The NSW Nurses and Midwives’ Association (NSWNMA) will join thousands of practicing midwives, clinical midwifery educators, midwifery consultants, managers and student midwives today to recognise International Midwives’ Day.
General Secretary of the NSWNMA, Brett Holmes, said it was an opportunity to appreciate the women and men who work tirelessly to ensure the safe arrival of newborns all around the world.
“With a baby born every one minute and 42 seconds across Australia we know just how invaluable the contribution midwives make towards the health and wellbeing of our community,” Mr Holmes said.
“International Midwives’ Day is a great chance to acknowledge their excellence and honour personal achievements throughout the profession.
“The role midwives play providing support, care and advice to mothers bringing new life into the world is extraordinary.”
NSWNMA Councillor and Midwifery Unit Manager at Royal Prince Alfred Hospital, O’Bray Smith, agreed International Midwives’ Day was an important calendar event at the State’s largest maternity hospital.
“At RPAH, we welcome around 5,500 babies into the world each year and we are always working hard to expand staff numbers as well as introduce more graduates into our rotation programs,” Ms Smith said.
“We’ve introduced our first Midwifery Group Practice (MGP) which will go a long way towards offering improved continuity of care for women at RPA.
“MGPs enable women to be cared for by the same midwife throughout their pregnancy, during childbirth and in the weeks after birth. They lead to improved outcomes for women and their babies – and it’s also what the women want.
“MGPs are cost effective and we hope they’re expanded further.”
Midwives at Westmead Hospital in Western Sydney have a special cause to celebrate, after successfully lobbying alongside the NSWNMA in recent years for the introduction of Birthrate Plus – a dedicated staffing tool for maternity services originally developed in the United Kingdom.
As a result, an additional 40 full-time equivalent positions were created at Westmead which has lead to improved workloads, safety, support provided to women and also the education of trainees.
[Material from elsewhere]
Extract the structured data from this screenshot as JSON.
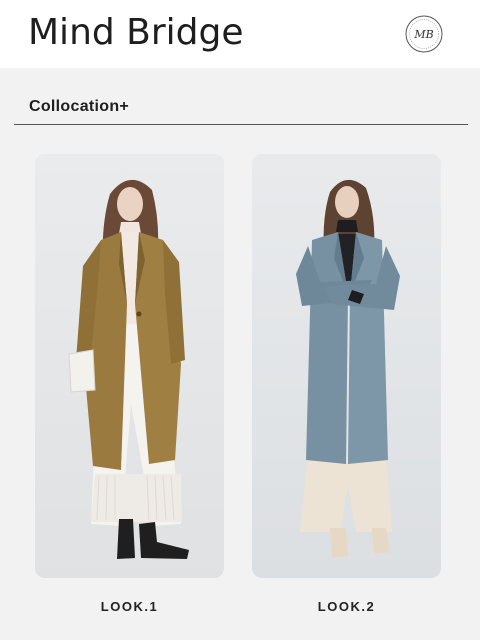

The development of continuity of care models for midwives, such as MGPs, is widely considered a positive step forward within the profession. The models assist midwives to manage their individual work structures and help strike a balance between on-call commitments and other care demands.
Appropriately, the NSWNMA has adopted the theme ‘Nurses and Midwives: A Force for Change – Putting Patient Safety First’ for this year’s International Midwives’ Day celebrations.
International Midwives’ Day was first celebrated in 1991 and is now observed in more than 50 countries.
Download this media release: Midwifery celebrated around the globe
You'll automatically become a member of the Australian Nursing and Midwifery Federation